■ THE DATA
########################################
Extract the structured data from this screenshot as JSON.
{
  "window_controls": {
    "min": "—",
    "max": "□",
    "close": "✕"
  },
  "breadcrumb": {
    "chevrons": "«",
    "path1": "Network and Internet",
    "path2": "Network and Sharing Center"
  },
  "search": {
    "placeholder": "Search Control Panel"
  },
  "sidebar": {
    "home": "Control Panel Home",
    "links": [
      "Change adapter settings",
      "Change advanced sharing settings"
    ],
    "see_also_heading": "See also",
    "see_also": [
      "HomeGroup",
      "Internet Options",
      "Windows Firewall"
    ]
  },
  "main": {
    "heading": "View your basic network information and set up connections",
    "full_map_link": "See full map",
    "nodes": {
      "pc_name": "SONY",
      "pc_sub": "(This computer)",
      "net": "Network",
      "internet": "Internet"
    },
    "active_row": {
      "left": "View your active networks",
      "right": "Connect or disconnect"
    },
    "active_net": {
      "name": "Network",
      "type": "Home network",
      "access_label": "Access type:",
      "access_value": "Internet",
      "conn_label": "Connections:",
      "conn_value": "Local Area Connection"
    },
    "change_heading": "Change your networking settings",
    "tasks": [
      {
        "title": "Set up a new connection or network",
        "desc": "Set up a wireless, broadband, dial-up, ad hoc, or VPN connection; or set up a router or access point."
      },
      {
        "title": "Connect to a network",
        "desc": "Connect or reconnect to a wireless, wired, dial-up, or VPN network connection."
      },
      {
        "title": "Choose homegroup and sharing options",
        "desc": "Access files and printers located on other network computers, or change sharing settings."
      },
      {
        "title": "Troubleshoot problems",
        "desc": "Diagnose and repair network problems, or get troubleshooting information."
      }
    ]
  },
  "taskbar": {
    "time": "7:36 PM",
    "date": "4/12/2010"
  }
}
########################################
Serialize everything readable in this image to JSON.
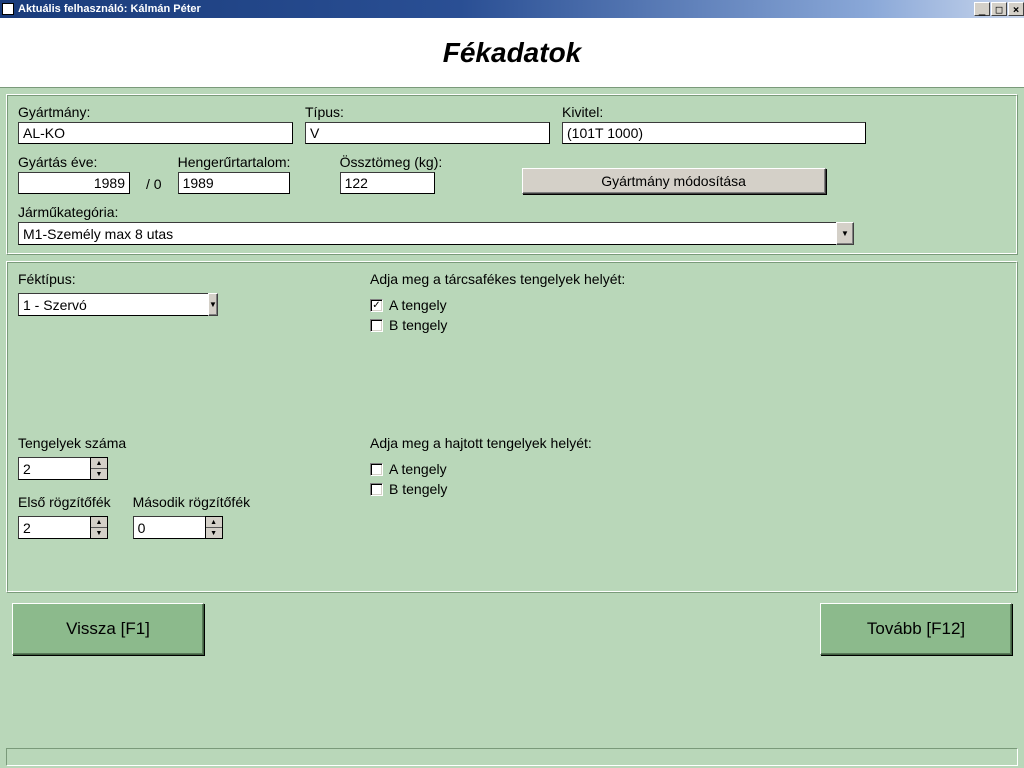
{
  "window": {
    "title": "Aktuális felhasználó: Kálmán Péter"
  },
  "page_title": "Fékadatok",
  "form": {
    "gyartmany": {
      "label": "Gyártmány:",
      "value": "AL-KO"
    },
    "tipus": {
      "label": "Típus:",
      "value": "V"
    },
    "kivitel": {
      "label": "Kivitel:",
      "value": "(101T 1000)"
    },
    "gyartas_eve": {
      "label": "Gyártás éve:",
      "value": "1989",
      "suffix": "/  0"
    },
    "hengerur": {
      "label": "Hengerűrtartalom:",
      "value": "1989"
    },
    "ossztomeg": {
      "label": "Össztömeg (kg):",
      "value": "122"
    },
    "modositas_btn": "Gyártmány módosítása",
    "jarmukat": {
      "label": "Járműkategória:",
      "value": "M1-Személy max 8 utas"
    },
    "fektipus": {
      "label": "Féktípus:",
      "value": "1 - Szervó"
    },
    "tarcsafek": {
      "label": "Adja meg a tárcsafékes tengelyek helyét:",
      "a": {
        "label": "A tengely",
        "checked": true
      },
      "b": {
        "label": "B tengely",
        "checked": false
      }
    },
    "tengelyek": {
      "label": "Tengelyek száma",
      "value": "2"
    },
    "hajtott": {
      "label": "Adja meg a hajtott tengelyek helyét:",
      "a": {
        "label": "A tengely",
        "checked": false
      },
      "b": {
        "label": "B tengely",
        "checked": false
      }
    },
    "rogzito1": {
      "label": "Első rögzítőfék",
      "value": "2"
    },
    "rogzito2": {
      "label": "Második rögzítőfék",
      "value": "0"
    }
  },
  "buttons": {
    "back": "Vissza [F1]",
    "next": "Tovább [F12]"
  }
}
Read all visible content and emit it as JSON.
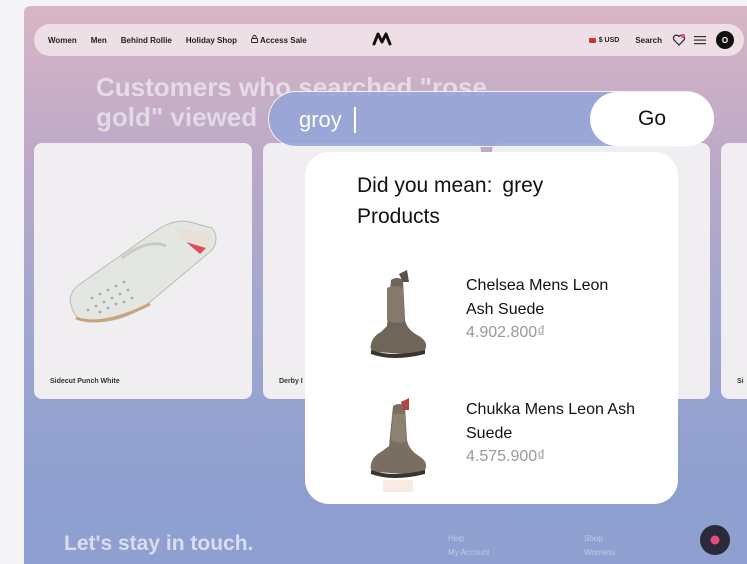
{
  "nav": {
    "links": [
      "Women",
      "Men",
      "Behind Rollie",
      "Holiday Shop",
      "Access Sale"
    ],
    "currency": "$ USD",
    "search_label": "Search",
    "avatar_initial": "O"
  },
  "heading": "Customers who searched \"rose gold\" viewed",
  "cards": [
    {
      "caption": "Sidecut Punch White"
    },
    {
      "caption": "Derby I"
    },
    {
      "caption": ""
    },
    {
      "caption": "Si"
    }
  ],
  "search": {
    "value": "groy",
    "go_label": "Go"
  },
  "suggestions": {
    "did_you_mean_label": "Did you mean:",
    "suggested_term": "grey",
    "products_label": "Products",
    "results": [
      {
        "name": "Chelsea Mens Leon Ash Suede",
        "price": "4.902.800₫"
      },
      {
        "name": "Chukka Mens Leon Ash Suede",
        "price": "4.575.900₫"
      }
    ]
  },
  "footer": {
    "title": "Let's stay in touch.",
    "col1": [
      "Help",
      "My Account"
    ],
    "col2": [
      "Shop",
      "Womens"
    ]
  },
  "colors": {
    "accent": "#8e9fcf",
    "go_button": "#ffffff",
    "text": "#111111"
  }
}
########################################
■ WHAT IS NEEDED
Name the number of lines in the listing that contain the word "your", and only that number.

■ REPLY TO THE EXERCISE
3